Feeling tensed…? Eat Pasta. There’s Pappardelle, Campanella, Gnocchi and many others that you would love to eat! With the onset of time, we are progressing further and further in the art of spaghetti making. And guess what? Scientist just discovered some more spaghetti! But unlike others, you can’t eat that, doing so will crack your jaw open as that’s made of a neutron star, being 10 billion times stronger than steel!
Well, A neutron star is the collapsed core of a large star which before collapse had a total of between 10 and 29 solar masses. As the star collapses, proton and electron combine to form neutrons and neutrinos. Neutrinos escape, leading to the formation of what is known as a “Neutron star”.The crush of gravity is so immense that a neutron star just a few miles across could have twice the mass of our sun!
The incredible pull of the star crumbles and squeezes neutrons into unusual configurations, based on the models developed by scientists studying neutron stars. The resulting nuclear structures are thought to resemble pasta - hence the name - forming just inside the star's crust. Near the surface, there’s gnocchi, which is round bubble-like neutrons. Go a bit deeper, and the pressure forces neutrons into long tubes called spaghetti. Go further down, and you have sheets of neutrons called lasagna.
“Our results show that nuclear pasta may be the strongest known material, perhaps with a shear modulus of 1030 ergs/cm3 and breaking strain greater than 0.1.”
Since such “Extreme” lab settings aren’t available to us via the current tech, so the researchers from McGill University, Indiana University, and the California Institute of Technology had to rely upon the power of computer-generated simulations. The result was found that the force needed to break nuclear pasta was 10 billion times the force needed to break steel.
"Additionally," the researchers wrote in their paper, "the large strength and density of nuclear pasta predicted by this work suggest that neutron stars may support large 'buried' mountains in the inner crust."
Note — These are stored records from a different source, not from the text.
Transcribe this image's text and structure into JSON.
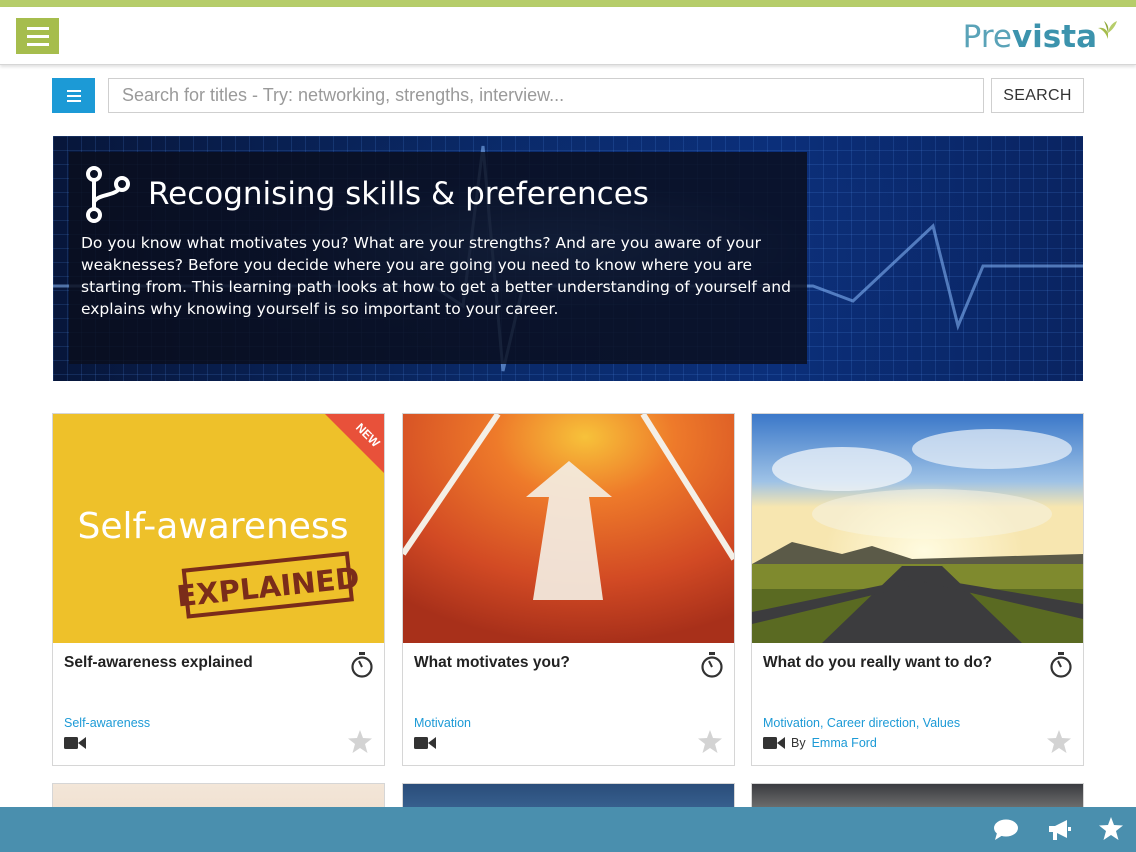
{
  "brand": {
    "logo_pre": "Pre",
    "logo_vista": "vista"
  },
  "search": {
    "placeholder": "Search for titles - Try: networking, strengths, interview...",
    "button_label": "SEARCH"
  },
  "hero": {
    "title": "Recognising skills & preferences",
    "description": "Do you know what motivates you? What are your strengths? And are you aware of your weaknesses? Before you decide where you are going you need to know where you are starting from. This learning path looks at how to get a better understanding of yourself and explains why knowing yourself is so important to your career."
  },
  "cards": [
    {
      "title": "Self-awareness explained",
      "image_text": "Self-awareness",
      "image_stamp": "EXPLAINED",
      "ribbon": "NEW",
      "tags": "Self-awareness",
      "media": "video-icon",
      "author_prefix": "",
      "author": ""
    },
    {
      "title": "What motivates you?",
      "tags": "Motivation",
      "media": "video-icon",
      "author_prefix": "",
      "author": ""
    },
    {
      "title": "What do you really want to do?",
      "tags": "Motivation, Career direction, Values",
      "media": "video-icon",
      "author_prefix": "By",
      "author": "Emma Ford"
    }
  ],
  "colors": {
    "accent_green": "#a6bd4d",
    "accent_blue": "#1c9ad6",
    "footer": "#4a8fae"
  },
  "footer_icons": [
    "chat-icon",
    "megaphone-icon",
    "star-icon"
  ]
}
The simulations also suggest that the instability of nuclear pasta could result in gravitational waves, which have only been confirmed in cataclysmic events like the collision of two black holes. But with our current technology, confirming these subtle waves is way impossible. But maybe future upgrades to LIGO could improve its sensitivity. Or the Laser Interferometer Space Antenna (LISA) observatory, planned to be launched in 2034 might be able to detect these faint waves and confirm the model.
As the material is held together by enormous pressure, It just simply can't exist outside the star. Although there may not be any practical application of the material, it could help us better understand and develop the cosmological model of the universe, and might one day unravel The Secrets of the Universe!